▶ **Exercise data**
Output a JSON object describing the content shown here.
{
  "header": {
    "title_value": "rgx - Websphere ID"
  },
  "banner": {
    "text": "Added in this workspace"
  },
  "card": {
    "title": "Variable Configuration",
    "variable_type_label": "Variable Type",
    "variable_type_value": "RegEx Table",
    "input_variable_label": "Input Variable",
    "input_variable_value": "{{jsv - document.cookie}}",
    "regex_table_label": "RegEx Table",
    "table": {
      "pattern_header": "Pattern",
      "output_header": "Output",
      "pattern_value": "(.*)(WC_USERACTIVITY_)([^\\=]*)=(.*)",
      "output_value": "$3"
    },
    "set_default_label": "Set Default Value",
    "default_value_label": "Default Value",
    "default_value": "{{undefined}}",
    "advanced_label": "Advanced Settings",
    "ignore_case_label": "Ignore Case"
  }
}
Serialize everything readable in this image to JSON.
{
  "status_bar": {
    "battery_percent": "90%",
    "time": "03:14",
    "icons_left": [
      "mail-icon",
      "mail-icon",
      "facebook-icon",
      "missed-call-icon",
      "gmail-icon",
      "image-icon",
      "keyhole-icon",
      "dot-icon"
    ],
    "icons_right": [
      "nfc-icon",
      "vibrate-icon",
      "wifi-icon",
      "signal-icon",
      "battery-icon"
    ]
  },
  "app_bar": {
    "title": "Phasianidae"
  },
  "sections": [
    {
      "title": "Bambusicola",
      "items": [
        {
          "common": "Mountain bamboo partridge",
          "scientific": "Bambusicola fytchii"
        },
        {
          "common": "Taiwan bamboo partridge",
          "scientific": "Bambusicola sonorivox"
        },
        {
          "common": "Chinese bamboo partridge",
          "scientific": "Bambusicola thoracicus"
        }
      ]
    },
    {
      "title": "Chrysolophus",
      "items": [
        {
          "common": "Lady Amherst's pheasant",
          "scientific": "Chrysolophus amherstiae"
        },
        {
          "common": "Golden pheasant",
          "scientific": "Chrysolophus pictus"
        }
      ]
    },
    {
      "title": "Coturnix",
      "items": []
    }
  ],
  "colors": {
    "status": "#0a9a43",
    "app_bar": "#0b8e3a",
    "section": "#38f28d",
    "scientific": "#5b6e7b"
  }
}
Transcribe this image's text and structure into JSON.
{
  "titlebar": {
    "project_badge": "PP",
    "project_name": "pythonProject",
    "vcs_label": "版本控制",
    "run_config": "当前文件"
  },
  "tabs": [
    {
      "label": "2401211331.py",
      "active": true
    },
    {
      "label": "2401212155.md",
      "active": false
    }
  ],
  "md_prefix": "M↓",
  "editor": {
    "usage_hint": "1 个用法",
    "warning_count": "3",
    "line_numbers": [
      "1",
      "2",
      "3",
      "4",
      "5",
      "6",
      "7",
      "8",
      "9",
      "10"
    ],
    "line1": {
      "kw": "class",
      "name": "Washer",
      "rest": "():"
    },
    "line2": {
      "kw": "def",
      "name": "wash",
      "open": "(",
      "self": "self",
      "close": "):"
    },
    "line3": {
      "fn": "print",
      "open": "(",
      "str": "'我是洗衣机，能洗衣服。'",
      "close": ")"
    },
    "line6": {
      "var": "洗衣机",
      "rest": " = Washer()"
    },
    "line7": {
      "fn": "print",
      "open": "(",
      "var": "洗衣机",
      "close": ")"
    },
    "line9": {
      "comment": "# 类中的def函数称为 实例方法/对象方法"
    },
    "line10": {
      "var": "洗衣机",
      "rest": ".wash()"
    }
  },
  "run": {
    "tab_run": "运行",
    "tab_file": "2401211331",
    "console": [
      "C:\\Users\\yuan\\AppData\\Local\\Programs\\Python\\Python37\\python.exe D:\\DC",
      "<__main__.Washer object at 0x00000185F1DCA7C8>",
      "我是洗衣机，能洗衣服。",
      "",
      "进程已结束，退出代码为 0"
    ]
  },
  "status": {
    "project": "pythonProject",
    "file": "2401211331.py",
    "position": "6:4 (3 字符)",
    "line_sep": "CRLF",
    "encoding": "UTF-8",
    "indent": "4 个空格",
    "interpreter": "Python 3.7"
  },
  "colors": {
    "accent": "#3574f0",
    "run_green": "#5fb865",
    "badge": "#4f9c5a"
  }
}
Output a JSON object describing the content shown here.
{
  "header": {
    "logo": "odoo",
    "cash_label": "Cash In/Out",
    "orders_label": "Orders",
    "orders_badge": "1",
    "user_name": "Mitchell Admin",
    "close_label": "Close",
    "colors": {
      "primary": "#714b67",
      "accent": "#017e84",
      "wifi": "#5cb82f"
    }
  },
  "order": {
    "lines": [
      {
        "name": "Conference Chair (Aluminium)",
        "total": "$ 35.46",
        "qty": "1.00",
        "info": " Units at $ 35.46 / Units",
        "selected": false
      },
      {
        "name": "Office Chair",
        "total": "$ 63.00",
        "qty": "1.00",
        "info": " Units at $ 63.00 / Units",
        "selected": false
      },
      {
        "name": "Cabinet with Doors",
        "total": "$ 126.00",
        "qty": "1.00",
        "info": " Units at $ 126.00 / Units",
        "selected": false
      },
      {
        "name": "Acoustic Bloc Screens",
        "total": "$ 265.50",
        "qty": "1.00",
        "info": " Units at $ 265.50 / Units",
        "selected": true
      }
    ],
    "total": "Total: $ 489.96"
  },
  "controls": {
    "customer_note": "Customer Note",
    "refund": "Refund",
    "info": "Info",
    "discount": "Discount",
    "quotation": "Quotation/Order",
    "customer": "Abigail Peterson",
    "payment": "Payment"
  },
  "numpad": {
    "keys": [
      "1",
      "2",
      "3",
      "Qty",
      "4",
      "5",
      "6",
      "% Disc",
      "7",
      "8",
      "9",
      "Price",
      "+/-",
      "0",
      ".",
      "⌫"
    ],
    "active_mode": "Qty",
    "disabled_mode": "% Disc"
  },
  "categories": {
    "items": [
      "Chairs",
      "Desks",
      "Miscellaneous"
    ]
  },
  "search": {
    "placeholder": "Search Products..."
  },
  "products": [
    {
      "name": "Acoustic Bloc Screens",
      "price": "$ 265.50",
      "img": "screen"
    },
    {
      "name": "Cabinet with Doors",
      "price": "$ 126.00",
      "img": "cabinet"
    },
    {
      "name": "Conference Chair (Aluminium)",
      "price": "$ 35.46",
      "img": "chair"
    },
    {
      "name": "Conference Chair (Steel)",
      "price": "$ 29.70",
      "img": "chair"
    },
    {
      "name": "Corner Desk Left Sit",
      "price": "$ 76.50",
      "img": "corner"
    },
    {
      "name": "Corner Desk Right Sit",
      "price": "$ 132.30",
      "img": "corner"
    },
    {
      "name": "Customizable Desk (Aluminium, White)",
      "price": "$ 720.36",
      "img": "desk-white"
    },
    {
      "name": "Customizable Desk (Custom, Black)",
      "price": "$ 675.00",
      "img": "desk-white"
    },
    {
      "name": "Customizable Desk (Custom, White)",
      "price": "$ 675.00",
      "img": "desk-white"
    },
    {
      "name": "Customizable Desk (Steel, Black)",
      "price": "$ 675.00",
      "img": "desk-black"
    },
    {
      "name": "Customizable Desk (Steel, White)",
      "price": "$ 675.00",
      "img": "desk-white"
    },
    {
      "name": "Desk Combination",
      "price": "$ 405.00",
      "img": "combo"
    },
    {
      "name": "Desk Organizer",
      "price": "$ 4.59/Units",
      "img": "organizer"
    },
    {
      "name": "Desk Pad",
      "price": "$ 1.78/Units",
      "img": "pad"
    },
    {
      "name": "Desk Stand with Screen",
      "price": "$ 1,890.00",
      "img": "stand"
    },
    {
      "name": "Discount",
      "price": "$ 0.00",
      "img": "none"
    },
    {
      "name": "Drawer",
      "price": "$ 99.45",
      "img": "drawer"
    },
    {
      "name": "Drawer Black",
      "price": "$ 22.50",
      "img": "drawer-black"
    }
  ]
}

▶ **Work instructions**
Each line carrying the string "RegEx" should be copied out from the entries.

▶ **Exercise solution**
    "variable_type_value": "RegEx Table",
    "regex_table_label": "RegEx Table",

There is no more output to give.